GREENVILLE, N.C. — Passage of a constitutional amendment defining marriage as solely between a man and a woman makes North Carolina “look like Mississippi,” Gov. Beverly Perdue said Friday.
The chairman of the Mississippi GOP said Perdue was out of touch with voters, while that state’s governor called the comments disappointing and said he would write Perdue a letter telling her so.
Perdue, a Democrat who isn’t seeking re-election to a second term, was in Greenville as part of her tour to tout her proposed state budget for 2012-2013. The governor was responding to a question on the amendment from a reporter from WITN-TV in Washington, “I think it’s wrong for North Carolina, clearly and simply,” the governor said.
“People around the country are watching us and they’re really confused, to have been such a progressive, forward-thinking, economically driven state that invested in education and that stood up for the civil rights of people, including the civil rights marches back in the `50’s and `60’s and `70’s,” Perdue said. “Folks are saying what in the world is going on in North Carolina.
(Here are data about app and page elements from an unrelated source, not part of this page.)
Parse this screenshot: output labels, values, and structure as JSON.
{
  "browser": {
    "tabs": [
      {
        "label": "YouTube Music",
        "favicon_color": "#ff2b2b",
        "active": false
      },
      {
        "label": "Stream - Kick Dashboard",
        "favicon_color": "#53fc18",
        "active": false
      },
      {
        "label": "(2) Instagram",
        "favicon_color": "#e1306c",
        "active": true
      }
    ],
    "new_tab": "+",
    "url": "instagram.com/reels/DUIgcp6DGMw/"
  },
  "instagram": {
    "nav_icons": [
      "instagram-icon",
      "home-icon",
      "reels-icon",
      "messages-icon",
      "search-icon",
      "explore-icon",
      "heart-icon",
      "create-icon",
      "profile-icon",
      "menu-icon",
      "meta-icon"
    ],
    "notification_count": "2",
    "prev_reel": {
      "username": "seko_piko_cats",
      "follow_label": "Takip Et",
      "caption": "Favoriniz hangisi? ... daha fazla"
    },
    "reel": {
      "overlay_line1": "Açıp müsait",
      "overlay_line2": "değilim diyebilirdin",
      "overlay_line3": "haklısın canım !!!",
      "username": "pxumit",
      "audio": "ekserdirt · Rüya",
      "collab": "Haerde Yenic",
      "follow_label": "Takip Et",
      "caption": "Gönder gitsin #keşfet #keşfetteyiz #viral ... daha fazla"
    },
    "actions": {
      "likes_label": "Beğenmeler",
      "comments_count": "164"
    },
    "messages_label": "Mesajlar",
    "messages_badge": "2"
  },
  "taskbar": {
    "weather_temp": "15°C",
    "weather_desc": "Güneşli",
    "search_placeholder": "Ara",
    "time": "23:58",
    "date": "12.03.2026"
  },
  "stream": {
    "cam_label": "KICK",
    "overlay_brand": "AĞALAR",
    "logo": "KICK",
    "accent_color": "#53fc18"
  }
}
We look like Mississippi.”
The chairman of the Mississippi Republican Party issued a statement in response to Perdue’s comment, saying his state is proud to stand with those who voted for the amendment in North Carolina and people in other states who support traditional marriage.
“Gov. Perdue is obviously out of touch with the voters of her own state and is trying to change the subject by attacking Mississippi,” Mississippi GOP chairman Joe Nosef said.
First-term Gov. Phil Bryant said it was disappointing that Perdue would criticize the Noth Carolina vote by associating it with his state.
“To be able to use Mississippi in a disparaging way on a popular vote in her own state is, I think, something that’s certainly petty and something I think she will reflect on and hopefully apologize for those types of remarks,” Bryant said.
On Tuesday, North Carolina became the 30th state to pass a constitutional amendment banning gay marriage. The amendment passed with nearly 61 percent of voters supporting it.
Credit: The Associated Press.